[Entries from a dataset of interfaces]
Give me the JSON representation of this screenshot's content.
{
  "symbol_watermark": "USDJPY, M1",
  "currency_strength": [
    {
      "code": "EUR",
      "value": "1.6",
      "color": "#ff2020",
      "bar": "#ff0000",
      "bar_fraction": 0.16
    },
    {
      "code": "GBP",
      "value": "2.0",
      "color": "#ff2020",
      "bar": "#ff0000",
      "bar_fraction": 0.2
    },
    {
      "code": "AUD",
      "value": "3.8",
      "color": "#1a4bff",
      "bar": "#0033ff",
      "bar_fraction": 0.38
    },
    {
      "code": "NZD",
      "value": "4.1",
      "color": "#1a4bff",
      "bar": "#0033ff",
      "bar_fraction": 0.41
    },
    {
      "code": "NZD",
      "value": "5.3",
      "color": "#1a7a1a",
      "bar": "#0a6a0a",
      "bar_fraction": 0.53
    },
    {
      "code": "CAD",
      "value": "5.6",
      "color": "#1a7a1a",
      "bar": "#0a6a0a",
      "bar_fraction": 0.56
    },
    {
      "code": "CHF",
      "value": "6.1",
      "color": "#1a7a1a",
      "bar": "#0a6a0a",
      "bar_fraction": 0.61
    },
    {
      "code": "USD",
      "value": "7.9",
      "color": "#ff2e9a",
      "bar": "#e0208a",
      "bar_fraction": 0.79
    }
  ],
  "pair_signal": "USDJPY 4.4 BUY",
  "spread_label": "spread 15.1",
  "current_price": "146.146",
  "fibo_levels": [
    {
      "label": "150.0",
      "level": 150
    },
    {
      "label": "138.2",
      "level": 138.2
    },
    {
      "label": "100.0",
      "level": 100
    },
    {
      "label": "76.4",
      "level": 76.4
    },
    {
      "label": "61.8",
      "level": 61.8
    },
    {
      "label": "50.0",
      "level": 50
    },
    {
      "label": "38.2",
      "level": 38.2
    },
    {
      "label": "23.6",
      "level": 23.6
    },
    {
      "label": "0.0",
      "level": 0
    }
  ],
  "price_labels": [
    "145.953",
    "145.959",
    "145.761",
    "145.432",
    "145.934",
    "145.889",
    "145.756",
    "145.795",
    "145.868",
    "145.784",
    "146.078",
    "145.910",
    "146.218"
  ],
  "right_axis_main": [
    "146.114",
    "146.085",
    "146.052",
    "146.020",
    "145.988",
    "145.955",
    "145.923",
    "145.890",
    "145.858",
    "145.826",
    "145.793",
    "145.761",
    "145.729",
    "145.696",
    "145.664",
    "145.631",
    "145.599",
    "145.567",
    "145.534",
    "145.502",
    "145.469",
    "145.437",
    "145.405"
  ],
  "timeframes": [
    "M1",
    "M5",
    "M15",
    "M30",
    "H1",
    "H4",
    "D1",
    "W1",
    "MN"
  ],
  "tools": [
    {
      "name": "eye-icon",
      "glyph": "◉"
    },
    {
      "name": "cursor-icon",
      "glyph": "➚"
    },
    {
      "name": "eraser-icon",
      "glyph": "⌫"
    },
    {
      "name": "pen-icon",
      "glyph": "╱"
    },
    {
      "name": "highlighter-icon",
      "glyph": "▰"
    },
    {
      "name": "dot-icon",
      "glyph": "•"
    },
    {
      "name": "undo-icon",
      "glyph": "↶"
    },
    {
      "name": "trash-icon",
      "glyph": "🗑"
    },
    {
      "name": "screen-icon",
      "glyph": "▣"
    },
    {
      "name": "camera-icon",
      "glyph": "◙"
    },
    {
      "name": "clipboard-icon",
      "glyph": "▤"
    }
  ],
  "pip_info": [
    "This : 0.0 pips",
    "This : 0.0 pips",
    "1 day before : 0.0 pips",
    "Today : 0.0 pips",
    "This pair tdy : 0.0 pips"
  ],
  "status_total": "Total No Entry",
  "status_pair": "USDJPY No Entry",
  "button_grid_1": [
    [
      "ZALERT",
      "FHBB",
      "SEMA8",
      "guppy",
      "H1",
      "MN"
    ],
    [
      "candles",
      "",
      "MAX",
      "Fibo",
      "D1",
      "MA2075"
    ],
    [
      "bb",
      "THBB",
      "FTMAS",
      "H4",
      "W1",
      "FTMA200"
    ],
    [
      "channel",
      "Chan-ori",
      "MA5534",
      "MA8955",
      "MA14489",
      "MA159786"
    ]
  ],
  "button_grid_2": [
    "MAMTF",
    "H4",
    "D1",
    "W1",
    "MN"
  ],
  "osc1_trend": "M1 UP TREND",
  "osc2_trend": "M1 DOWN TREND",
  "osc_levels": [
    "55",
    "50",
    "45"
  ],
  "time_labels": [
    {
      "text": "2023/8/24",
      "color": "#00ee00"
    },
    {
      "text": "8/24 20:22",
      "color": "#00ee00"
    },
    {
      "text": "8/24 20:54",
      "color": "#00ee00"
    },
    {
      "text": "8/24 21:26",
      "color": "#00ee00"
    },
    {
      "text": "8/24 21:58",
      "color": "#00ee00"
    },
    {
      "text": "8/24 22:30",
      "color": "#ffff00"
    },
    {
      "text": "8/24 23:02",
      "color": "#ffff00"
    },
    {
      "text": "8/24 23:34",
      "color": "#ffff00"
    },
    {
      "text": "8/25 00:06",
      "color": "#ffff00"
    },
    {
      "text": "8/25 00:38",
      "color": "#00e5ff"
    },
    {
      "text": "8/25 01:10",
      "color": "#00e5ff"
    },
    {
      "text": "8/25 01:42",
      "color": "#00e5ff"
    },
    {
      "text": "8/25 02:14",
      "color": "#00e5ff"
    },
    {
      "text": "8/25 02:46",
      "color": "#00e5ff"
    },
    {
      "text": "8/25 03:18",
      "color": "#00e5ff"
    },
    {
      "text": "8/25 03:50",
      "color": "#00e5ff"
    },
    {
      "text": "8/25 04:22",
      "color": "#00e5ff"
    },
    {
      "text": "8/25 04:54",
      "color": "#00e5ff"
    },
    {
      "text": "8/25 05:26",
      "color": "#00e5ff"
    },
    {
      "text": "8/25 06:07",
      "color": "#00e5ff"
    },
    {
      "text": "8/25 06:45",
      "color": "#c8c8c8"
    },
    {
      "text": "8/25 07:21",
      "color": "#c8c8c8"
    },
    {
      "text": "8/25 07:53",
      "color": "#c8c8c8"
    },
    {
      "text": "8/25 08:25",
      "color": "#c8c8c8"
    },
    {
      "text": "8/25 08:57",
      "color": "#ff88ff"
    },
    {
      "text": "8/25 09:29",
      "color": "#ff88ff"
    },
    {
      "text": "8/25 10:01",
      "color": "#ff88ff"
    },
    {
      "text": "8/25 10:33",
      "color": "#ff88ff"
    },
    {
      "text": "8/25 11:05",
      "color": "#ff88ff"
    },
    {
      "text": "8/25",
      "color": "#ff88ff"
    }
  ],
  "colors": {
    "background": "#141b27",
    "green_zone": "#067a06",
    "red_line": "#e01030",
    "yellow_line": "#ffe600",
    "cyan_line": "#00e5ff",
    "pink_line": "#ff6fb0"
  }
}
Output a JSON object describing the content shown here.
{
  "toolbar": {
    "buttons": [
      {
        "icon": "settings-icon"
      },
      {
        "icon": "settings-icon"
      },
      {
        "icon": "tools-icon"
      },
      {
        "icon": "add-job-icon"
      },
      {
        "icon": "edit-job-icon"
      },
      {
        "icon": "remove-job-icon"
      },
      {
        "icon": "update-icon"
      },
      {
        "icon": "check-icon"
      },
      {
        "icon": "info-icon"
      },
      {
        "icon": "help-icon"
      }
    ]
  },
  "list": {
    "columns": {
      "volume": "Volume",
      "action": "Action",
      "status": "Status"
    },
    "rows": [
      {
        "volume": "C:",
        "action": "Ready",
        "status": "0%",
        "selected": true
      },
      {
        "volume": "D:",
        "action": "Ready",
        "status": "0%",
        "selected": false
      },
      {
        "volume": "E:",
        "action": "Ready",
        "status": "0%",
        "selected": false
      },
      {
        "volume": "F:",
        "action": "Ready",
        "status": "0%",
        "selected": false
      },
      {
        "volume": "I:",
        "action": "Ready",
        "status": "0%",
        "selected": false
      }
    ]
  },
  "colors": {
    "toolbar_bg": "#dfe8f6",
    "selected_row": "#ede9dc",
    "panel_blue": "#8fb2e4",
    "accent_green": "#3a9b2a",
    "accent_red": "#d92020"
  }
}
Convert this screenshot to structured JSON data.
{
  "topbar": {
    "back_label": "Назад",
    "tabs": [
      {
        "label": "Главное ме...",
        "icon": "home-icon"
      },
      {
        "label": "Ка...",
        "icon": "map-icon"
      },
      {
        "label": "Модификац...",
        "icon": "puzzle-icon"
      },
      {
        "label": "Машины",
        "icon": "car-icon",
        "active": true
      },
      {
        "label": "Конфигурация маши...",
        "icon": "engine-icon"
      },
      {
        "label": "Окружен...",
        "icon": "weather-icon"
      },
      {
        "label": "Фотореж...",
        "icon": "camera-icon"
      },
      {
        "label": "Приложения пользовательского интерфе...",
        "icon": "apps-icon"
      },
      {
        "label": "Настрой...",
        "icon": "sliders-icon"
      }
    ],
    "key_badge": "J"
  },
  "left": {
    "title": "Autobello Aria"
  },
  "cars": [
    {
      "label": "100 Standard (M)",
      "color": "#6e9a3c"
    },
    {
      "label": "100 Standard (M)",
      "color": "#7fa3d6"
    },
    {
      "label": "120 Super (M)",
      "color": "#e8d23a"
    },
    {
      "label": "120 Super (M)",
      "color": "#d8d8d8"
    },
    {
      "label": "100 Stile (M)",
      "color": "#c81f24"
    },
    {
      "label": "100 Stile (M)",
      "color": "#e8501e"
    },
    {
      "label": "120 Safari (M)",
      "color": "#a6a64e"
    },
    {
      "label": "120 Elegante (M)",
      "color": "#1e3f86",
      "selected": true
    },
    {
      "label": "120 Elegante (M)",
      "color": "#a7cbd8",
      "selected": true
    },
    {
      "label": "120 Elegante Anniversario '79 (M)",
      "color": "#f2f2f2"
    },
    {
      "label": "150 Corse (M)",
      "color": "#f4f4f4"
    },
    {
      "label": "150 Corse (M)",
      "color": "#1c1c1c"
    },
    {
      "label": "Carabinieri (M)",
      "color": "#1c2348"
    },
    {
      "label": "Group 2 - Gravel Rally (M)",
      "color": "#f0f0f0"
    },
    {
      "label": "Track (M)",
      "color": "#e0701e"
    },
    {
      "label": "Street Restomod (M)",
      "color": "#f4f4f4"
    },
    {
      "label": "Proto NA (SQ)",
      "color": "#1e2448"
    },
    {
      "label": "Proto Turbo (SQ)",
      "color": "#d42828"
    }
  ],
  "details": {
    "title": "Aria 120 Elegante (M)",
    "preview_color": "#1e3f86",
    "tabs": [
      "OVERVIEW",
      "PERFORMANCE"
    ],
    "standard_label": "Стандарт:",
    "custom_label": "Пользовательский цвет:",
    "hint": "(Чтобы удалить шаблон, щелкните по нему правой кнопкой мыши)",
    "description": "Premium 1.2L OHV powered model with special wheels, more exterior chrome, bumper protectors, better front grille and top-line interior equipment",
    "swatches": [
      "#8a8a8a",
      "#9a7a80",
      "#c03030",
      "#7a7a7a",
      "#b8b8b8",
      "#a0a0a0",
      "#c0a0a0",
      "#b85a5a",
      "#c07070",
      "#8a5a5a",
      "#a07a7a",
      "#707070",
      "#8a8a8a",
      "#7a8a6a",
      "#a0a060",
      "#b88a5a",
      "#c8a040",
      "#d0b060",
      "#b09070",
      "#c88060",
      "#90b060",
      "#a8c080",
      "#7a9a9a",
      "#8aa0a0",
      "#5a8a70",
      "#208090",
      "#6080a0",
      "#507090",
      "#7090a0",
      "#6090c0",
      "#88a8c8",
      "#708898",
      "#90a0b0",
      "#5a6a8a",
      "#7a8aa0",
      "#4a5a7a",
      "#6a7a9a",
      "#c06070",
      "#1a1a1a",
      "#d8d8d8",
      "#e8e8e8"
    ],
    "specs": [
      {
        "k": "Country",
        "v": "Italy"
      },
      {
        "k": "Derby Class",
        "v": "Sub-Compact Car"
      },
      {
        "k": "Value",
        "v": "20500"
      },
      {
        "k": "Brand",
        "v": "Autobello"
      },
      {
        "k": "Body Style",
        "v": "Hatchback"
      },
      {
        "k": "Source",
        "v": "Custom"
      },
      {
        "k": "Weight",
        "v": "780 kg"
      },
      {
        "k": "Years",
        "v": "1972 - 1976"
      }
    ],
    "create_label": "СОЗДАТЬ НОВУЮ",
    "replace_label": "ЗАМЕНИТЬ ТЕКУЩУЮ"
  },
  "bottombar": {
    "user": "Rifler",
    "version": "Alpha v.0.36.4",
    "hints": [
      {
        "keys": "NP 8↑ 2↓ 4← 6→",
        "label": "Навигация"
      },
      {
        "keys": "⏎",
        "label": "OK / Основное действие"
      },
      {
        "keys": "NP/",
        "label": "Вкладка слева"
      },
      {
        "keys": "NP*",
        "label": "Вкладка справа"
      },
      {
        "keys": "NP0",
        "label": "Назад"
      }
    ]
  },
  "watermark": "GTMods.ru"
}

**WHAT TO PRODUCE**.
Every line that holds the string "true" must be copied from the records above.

**TASK OUTPUT**.
        "selected": true
        "active": true
      "selected": true
      "selected": true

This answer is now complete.